Go through the records and copy each line where the string "title" occurs.

*** Study material Section Begins ***

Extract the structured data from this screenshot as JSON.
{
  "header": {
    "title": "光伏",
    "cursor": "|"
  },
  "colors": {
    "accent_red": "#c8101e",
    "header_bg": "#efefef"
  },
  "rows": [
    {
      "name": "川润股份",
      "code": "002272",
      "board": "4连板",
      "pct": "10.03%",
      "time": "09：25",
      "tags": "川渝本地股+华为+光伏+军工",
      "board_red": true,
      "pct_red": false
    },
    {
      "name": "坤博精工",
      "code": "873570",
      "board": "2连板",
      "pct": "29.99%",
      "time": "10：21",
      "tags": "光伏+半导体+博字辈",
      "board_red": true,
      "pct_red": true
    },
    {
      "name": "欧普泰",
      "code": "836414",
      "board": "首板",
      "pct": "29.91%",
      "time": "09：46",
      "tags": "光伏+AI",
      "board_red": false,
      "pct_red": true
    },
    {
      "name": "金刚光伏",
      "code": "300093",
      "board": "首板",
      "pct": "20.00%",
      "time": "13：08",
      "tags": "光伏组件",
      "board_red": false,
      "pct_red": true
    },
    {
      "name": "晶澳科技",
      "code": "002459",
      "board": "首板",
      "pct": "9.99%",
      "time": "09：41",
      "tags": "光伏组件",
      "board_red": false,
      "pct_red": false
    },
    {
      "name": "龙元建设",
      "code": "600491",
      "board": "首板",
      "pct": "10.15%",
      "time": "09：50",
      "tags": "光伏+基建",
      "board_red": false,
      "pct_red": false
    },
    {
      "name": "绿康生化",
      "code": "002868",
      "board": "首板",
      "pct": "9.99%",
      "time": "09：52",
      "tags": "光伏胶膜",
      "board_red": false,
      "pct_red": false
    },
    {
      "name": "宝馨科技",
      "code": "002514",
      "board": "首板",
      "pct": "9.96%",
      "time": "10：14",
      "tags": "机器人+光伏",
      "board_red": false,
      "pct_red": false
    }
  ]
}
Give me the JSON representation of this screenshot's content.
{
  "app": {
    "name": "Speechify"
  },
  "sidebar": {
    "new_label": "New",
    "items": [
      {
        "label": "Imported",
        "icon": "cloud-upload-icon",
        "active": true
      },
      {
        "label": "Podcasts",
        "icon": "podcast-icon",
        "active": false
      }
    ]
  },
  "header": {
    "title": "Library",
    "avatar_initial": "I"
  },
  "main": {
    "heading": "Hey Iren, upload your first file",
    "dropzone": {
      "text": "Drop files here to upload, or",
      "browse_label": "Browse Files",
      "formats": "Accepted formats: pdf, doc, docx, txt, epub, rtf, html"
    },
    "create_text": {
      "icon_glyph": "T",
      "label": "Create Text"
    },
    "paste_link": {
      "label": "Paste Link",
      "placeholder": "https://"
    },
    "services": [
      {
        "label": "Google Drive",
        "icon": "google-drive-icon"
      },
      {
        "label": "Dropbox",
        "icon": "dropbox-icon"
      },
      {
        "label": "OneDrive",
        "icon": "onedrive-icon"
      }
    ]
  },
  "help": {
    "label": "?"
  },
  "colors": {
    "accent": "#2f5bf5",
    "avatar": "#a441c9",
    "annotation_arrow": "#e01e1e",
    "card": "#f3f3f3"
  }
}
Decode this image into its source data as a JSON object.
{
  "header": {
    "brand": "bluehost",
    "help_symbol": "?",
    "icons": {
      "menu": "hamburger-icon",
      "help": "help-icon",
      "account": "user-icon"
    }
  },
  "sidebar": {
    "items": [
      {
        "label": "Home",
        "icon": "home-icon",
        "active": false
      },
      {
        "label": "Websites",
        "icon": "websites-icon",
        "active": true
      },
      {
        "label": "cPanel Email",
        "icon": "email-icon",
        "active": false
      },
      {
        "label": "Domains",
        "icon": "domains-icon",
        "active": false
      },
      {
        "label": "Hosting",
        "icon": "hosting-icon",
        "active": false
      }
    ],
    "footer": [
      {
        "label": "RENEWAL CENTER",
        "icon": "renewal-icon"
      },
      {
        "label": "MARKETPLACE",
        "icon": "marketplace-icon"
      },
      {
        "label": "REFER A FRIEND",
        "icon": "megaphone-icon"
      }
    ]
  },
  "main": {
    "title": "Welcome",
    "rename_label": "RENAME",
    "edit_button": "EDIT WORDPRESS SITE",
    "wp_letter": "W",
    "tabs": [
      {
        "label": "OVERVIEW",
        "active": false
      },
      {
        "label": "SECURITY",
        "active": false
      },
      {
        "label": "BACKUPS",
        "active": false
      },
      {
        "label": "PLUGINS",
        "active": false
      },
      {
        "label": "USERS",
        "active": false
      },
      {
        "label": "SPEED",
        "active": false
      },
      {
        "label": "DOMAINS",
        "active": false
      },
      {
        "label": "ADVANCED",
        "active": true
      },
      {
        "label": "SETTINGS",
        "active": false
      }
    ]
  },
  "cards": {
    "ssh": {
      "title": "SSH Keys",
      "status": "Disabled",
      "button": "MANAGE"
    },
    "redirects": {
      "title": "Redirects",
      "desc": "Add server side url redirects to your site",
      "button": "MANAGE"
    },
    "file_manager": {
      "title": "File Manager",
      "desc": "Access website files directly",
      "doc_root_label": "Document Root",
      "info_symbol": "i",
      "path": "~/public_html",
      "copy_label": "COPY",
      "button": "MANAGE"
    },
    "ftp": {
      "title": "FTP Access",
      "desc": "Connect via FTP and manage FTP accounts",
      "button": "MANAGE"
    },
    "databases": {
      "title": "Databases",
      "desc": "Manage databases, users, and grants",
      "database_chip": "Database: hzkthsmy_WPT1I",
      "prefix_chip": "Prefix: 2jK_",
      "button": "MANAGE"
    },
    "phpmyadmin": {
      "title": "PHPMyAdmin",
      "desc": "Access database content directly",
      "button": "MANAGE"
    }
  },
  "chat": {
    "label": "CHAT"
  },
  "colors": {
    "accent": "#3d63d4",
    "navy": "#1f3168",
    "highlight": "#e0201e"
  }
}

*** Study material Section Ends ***

» **Problem solution**:
    "title": "光伏",
    "title": "Library",
    "title": "Welcome",
      "title": "SSH Keys",
      "title": "Redirects",
      "title": "File Manager",
      "title": "FTP Access",
      "title": "Databases",
      "title": "PHPMyAdmin",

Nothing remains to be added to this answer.